«To offer the equivalent of land-based UAS capabilities from small-deck ships, our Phase 2 performers are each designing a new Unmanned Air System intended to enable two previously unavailable capabilities:

  • the ability for a UAS to take off and land from very confined spaces in elevated sea states;
  • the ability for such a UAS to transition to efficient long-duration cruise missions», said Dan Patt, DARPA program manager.

«Tern’s goal is to develop breakthrough technologies that the U.S. Navy could realistically integrate into the future fleet and make it much easier, quicker and less expensive for the Defense Department to deploy persistent ISR and strike capabilities almost anywhere in the world», added Dan Patt.

The first two phases of the TERN program focus on preliminary design and risk reduction. In Phase 3, one performer will be selected to build a full-scale demonstrator TERN system for initial ground-based testing. That testing would lead to a full-scale, at-sea demonstration of a prototype UAS on an at-sea platform with deck size similar to that of a destroyer or other surface combat vessel.

Unfortunately, DARPA has restricted the bidding teams from revealing most details about their aircraft proposals, said Stephen Trimble, Flightglobal.com reporter.

The agency has released an image of an artist’s concept for a notional TERN vehicle. It reveals a tail-sitter, twin-engined design resembling the General Atomics MQ-1 Predator, Unmanned Aerial Vehicle (UAV) built by General Atomics and used primarily by the United States Air Force (USAF) and Central Intelligence Agency (CIA).

The artist’s concept demonstrates a sharply dihedral mid-wing and the Predator’s familiar anhedral stabilisers. The new vehicle is shown equipped with a visual sensor.

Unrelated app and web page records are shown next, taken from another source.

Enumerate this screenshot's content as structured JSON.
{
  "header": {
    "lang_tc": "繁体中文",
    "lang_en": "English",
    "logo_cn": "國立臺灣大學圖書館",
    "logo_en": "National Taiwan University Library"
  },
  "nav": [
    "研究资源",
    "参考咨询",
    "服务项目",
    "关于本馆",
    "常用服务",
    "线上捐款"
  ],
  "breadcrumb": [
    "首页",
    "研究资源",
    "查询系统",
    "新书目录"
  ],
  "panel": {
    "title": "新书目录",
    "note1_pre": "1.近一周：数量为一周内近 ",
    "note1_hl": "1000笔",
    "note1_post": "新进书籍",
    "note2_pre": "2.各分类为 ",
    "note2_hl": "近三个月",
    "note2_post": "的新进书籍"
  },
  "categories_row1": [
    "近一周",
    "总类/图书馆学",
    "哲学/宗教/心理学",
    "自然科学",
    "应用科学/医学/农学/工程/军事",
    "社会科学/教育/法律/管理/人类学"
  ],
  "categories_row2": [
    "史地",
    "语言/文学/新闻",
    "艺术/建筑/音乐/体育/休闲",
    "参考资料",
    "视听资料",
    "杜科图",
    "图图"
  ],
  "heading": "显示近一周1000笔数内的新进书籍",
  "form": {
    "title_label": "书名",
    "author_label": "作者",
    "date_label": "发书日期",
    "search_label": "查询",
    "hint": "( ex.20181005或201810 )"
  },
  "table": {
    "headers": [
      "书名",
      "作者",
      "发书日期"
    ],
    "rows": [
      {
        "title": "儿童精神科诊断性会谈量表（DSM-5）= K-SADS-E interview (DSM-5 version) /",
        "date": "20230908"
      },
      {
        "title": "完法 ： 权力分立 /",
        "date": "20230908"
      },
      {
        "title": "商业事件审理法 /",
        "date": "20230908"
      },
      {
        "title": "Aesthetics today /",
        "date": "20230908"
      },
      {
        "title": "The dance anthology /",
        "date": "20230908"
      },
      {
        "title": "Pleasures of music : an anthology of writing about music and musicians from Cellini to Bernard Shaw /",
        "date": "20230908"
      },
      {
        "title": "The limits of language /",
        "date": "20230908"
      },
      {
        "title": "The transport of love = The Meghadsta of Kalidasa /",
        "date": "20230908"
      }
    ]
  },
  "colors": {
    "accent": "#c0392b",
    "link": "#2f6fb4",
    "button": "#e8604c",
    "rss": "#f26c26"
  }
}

A dedicated launch and recovery system for the TERN UAS is not visible on either vessel shown in the image. A tail-sitter TERN is shown perched however on the aft helicopter deck of the destroyer, suggesting no catapults or nets are required to launch and retrieve the aircraft.